But working with gibbons is notoriously hard. 'You can't touch them and you can't work with them in the lab' says Vereecke. Fortunately she and Aerts had access to a troop of the semi-wild apes just down the road at Belgium's Wild Animal Park of Planckendael. Having set up her camera outside the animals' enclosure at foot height, Vereecke simply had to sit and wait for the animals to walk past, hoping that the camera would capture a few footfalls. Eventually after several weeks of patience, Vereecke had enough film footage to begin digitalising the animals' foot movements and build a computer model to find out how they walk.
The first thing that Vereecke noticed was that the animals don't hit the ground with their heels at the start of a stride. They move more like ballerinas, landing on their toes before the heel touches the ground. Analysing the gibbon foot computer model, Vereecke realised that by landing on the toes first they were stretching the toes' tendons and storing energy in them. According to Vereecke, this is quite different from the way that energy is stored in the human foot.
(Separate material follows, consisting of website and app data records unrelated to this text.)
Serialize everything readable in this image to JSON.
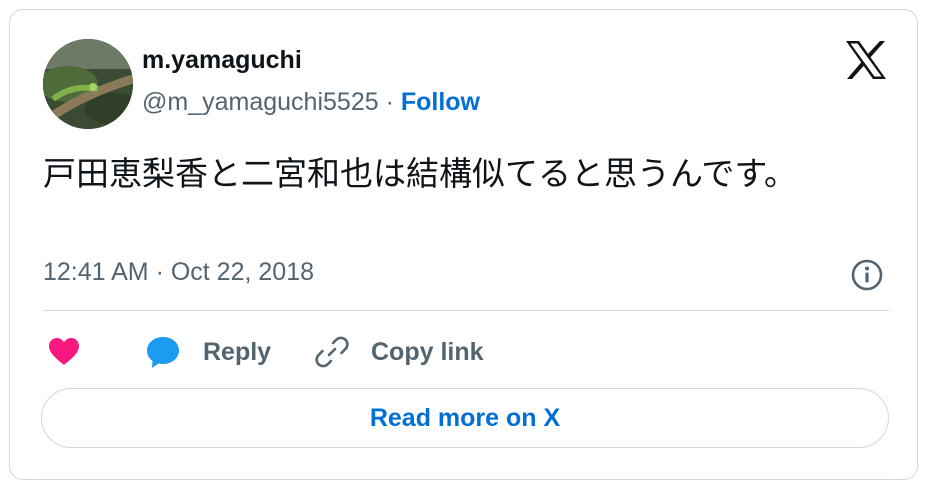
{
  "author": {
    "display_name": "m.yamaguchi",
    "handle": "@m_yamaguchi5525",
    "separator": " · ",
    "follow_label": "Follow"
  },
  "tweet": {
    "text": "戸田恵梨香と二宮和也は結構似てると思うんです。",
    "timestamp": "12:41 AM · Oct 22, 2018"
  },
  "actions": {
    "reply_label": "Reply",
    "copy_link_label": "Copy link"
  },
  "footer": {
    "read_more_label": "Read more on X"
  },
  "icons": {
    "brand": "x-logo-icon",
    "info": "info-icon",
    "like": "heart-icon",
    "reply": "reply-bubble-icon",
    "copy": "link-icon"
  },
  "colors": {
    "like": "#f91880",
    "reply": "#1d9bf0",
    "link": "#006fd6",
    "muted": "#536471",
    "text": "#0f1419",
    "border": "#cfd9de"
  }
}
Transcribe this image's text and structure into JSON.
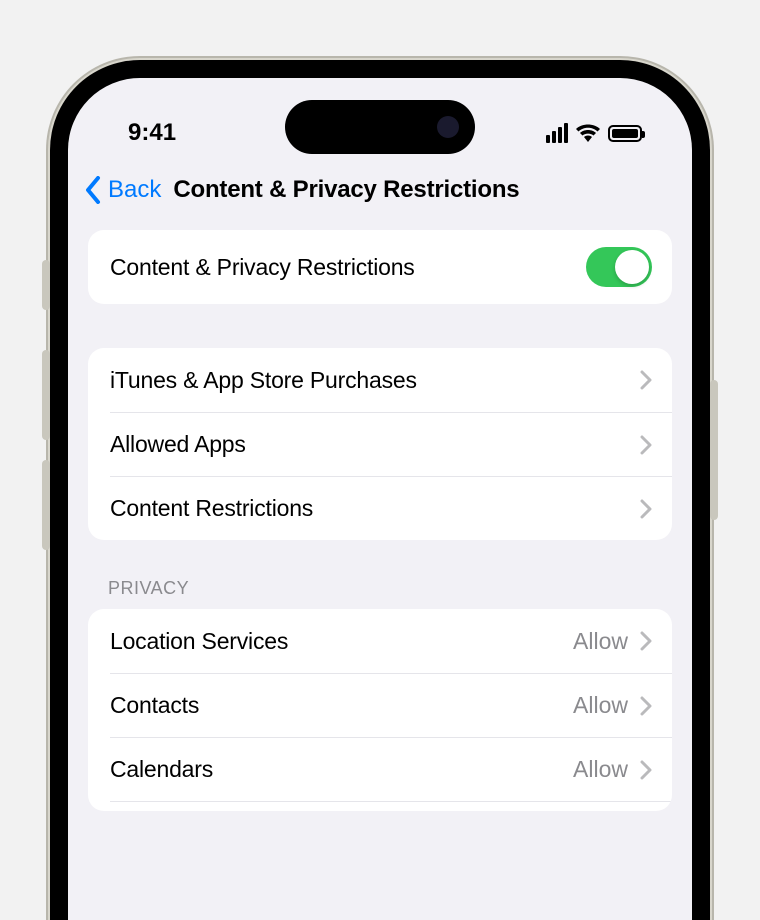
{
  "status": {
    "time": "9:41"
  },
  "nav": {
    "back": "Back",
    "title": "Content & Privacy Restrictions"
  },
  "toggle_row": {
    "label": "Content & Privacy Restrictions",
    "on": true
  },
  "group1": [
    {
      "label": "iTunes & App Store Purchases"
    },
    {
      "label": "Allowed Apps"
    },
    {
      "label": "Content Restrictions"
    }
  ],
  "privacy_header": "PRIVACY",
  "privacy": [
    {
      "label": "Location Services",
      "value": "Allow"
    },
    {
      "label": "Contacts",
      "value": "Allow"
    },
    {
      "label": "Calendars",
      "value": "Allow"
    }
  ],
  "colors": {
    "accent": "#007aff",
    "switch_on": "#34c759",
    "bg": "#f2f1f6"
  }
}
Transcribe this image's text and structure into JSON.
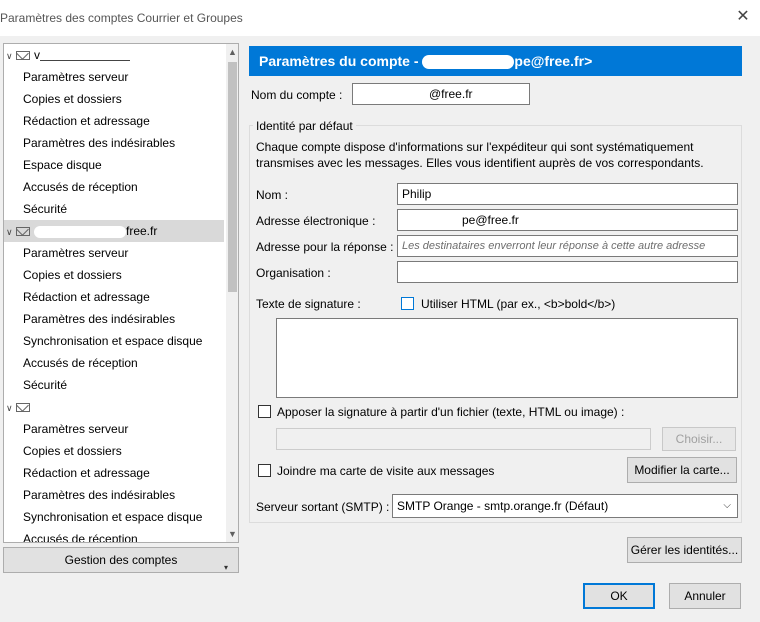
{
  "window": {
    "title": "Paramètres des comptes Courrier et Groupes",
    "close_glyph": "✕"
  },
  "sidebar": {
    "accounts": [
      {
        "label": "v",
        "items": [
          "Paramètres serveur",
          "Copies et dossiers",
          "Rédaction et adressage",
          "Paramètres des indésirables",
          "Espace disque",
          "Accusés de réception",
          "Sécurité"
        ]
      },
      {
        "label": "free.fr",
        "items": [
          "Paramètres serveur",
          "Copies et dossiers",
          "Rédaction et adressage",
          "Paramètres des indésirables",
          "Synchronisation et espace disque",
          "Accusés de réception",
          "Sécurité"
        ]
      },
      {
        "label": "",
        "items": [
          "Paramètres serveur",
          "Copies et dossiers",
          "Rédaction et adressage",
          "Paramètres des indésirables",
          "Synchronisation et espace disque",
          "Accusés de réception"
        ]
      }
    ],
    "manage_button": "Gestion des comptes",
    "manage_arrow": "▾"
  },
  "main": {
    "header_prefix": "Paramètres du compte - ",
    "header_email": "pe@free.fr>",
    "account_name_label": "Nom du compte :",
    "account_name_value": "@free.fr",
    "identity_legend": "Identité par défaut",
    "identity_desc_1": "Chaque compte dispose d'informations sur l'expéditeur qui sont systématiquement",
    "identity_desc_2": "transmises avec les messages. Elles vous identifient auprès de vos correspondants.",
    "name_label": "Nom :",
    "name_value": "Philip",
    "email_label": "Adresse électronique :",
    "email_value": "pe@free.fr",
    "reply_label": "Adresse pour la réponse :",
    "reply_placeholder": "Les destinataires enverront leur réponse à cette autre adresse",
    "org_label": "Organisation :",
    "org_value": "",
    "signature_label": "Texte de signature :",
    "use_html_label": "Utiliser HTML (par ex., <b>bold</b>)",
    "attach_sig_label": "Apposer la signature à partir d'un fichier (texte, HTML ou image) :",
    "choose_button": "Choisir...",
    "vcard_label": "Joindre ma carte de visite aux messages",
    "edit_card_button": "Modifier la carte...",
    "smtp_label": "Serveur sortant (SMTP) :",
    "smtp_value": "SMTP Orange - smtp.orange.fr (Défaut)",
    "manage_identities_button": "Gérer les identités...",
    "ok_button": "OK",
    "cancel_button": "Annuler"
  },
  "colors": {
    "header_bg": "#0078d7",
    "selection_bg": "#d9d9d9"
  }
}
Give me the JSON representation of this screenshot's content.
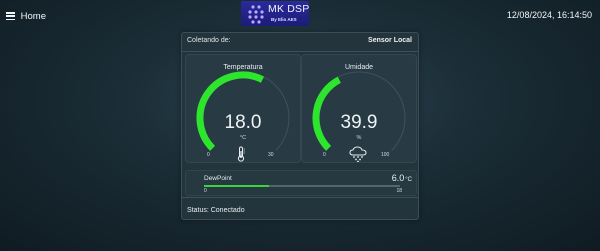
{
  "topbar": {
    "menu_label": "Home",
    "logo_title": "MK DSP",
    "logo_subtitle": "By Elio AES",
    "datetime": "12/08/2024, 16:14:50"
  },
  "card": {
    "collect_label": "Coletando de:",
    "sensor_name": "Sensor Local",
    "temperature": {
      "title": "Temperatura",
      "value": "18.0",
      "unit": "°C",
      "min": "0",
      "max": "30",
      "level": 0.6,
      "icon": "thermometer-icon",
      "color": "#2ee52e"
    },
    "humidity": {
      "title": "Umidade",
      "value": "39.9",
      "unit": "%",
      "min": "0",
      "max": "100",
      "level": 0.399,
      "icon": "rain-cloud-icon",
      "color": "#2ee52e"
    },
    "dewpoint": {
      "label": "DewPoint",
      "value": "6.0",
      "unit": "°C",
      "min": "0",
      "max": "18",
      "level": 0.333
    },
    "status": "Status: Conectado"
  }
}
She explains that our feet are built like sprung arches spanned by an elastic tendon (aponeurosis) along the sole of the foot. When we put weight on our feet, the arch stretches the aponeurosis, storing elastic energy to power the push off at the end of a stride.
And there were more differences between the gibbon and human walking patterns at the end of a stride. Instead of lifting the foot as one long lever, the gibbon lifted its heel first, effectively bending the foot in two to form an upward-turned arch, stretching the toes' tendons even further and storing more elastic energy ready for release as the foot eventually pushes off.
So what does all this mean for our ape-like ancestors? Vereecke is keen to point out that gibbons are not a perfect model for the ways that early humans may have walked; there are marked differences between modern gibbons and the fossilised remains of early humans. However, modern gibbons live in trees and walk on two flexible feet, just like our ancestors. Her work shows that it is possible to walk quite efficiently with a relatively bendy foot and that our ancestors may have used energy storage mechanisms that are similar to ours, despite their dramatically different foot shapes.